**The task:** The material is to be repeated exactly, from first line to last.

**Records supplied:**
----------

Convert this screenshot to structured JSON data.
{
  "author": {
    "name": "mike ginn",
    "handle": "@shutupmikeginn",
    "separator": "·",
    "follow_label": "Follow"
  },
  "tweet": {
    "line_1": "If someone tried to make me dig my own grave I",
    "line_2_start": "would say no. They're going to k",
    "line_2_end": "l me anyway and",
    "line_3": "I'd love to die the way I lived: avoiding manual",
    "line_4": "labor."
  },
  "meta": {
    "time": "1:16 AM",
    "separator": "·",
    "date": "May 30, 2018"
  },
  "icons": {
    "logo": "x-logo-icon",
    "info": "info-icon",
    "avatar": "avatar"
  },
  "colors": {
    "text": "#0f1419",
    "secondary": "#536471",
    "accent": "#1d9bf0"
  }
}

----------

**Response to the exercise:**
Convert this screenshot to structured JSON data.
{
  "author": {
    "name": "mike ginn",
    "handle": "@shutupmikeginn",
    "separator": "·",
    "follow_label": "Follow"
  },
  "tweet": {
    "line_1": "If someone tried to make me dig my own grave I",
    "line_2_start": "would say no. They're going to k",
    "line_2_end": "l me anyway and",
    "line_3": "I'd love to die the way I lived: avoiding manual",
    "line_4": "labor."
  },
  "meta": {
    "time": "1:16 AM",
    "separator": "·",
    "date": "May 30, 2018"
  },
  "icons": {
    "logo": "x-logo-icon",
    "info": "info-icon",
    "avatar": "avatar"
  },
  "colors": {
    "text": "#0f1419",
    "secondary": "#536471",
    "accent": "#1d9bf0"
  }
}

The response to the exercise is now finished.